Patricia Arquette expressed her anger at the omission of her sister Alexis Arquette‘s name from the ‘In Memoriam’ portion of the 2017 Oscars ceremony. Arquette called the incident a “real slight to the trans community.”

Arquette said that Alexis, who died in September 2016, was “a great actor, and had 70 credits, and was really brave to live her truth as a trans woman, and they didn’t include her in the memorial.”

“I think that was a real slight to the trans community, especially at this time, when trans kids can’t even go to the bathroom in the United States of America at school. It says a lot about the lack of inclusion. Trans kids can really never look at anyone and see their heroes, and I think that was a big mistake,” Arquette warned.

Alexis died last year at the age of 47 from AIDS-related complications. She was an American actress, cabaret performer and activist. She was well-known for her gender transitioning and for her support for others making similar transitions. She underwent male-to-female transitioning and then gender affirming surgery in 2006.

Alexis’ first big screen role was in 1986’s comedy Down and Out in Beverly Hills, and later went on to make appearances in Last Exit to Brooklyn, Pulp Fiction and The Wedding Singer. Following her sex reassignment surgery, the documentary Alexis Arquette: She’s My Brother was made.

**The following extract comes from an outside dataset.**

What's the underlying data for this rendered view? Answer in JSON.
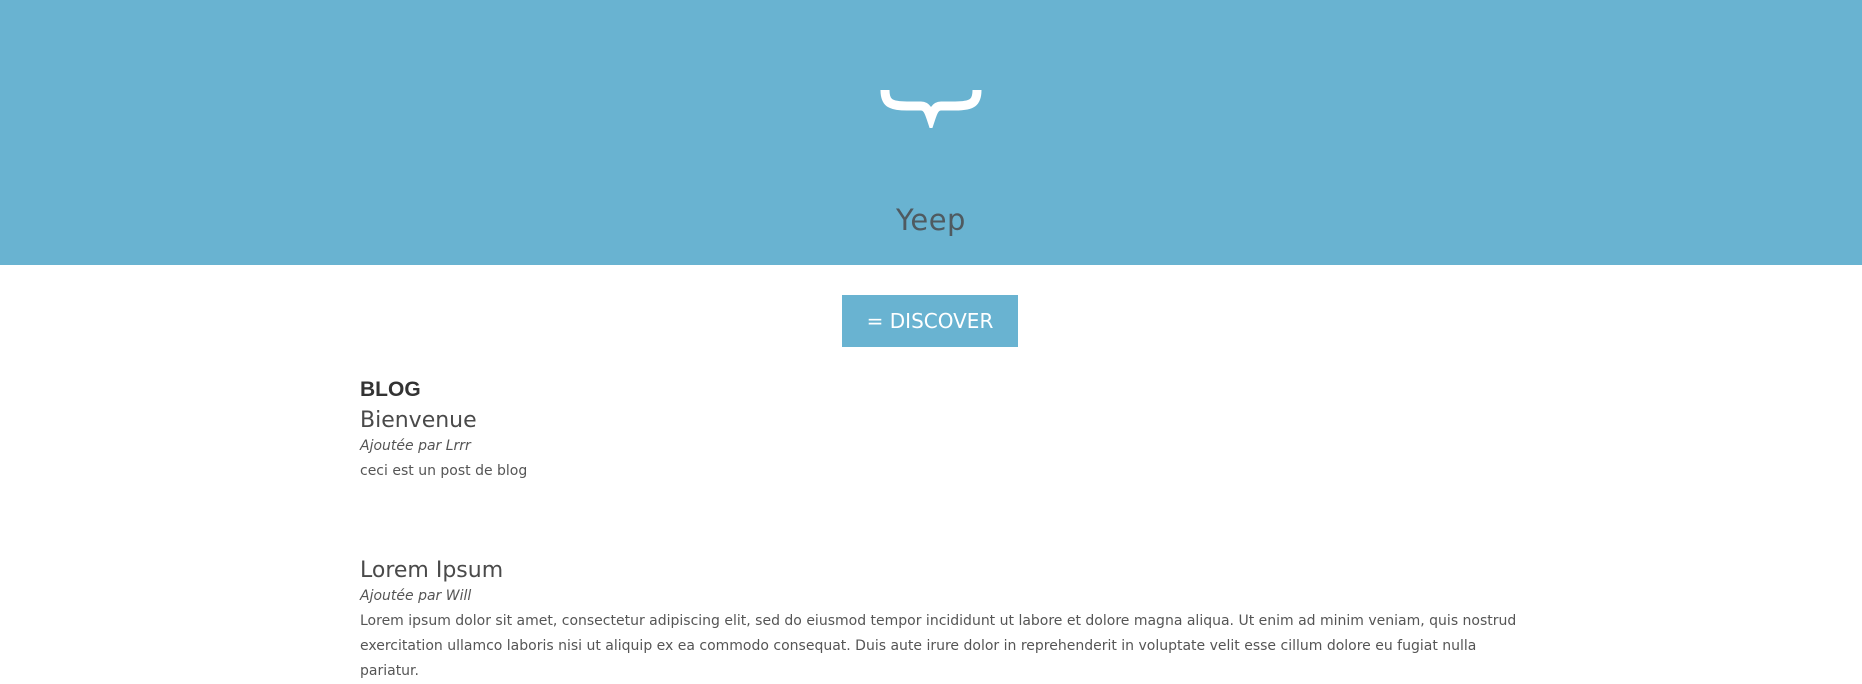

Patricia Arquette said she “was not surprised” at her sister not being mentioned. “The reality is, trans people are ignored all the time in our culture and our community. They have their civil rights taken away. They’re a very disrespected community.”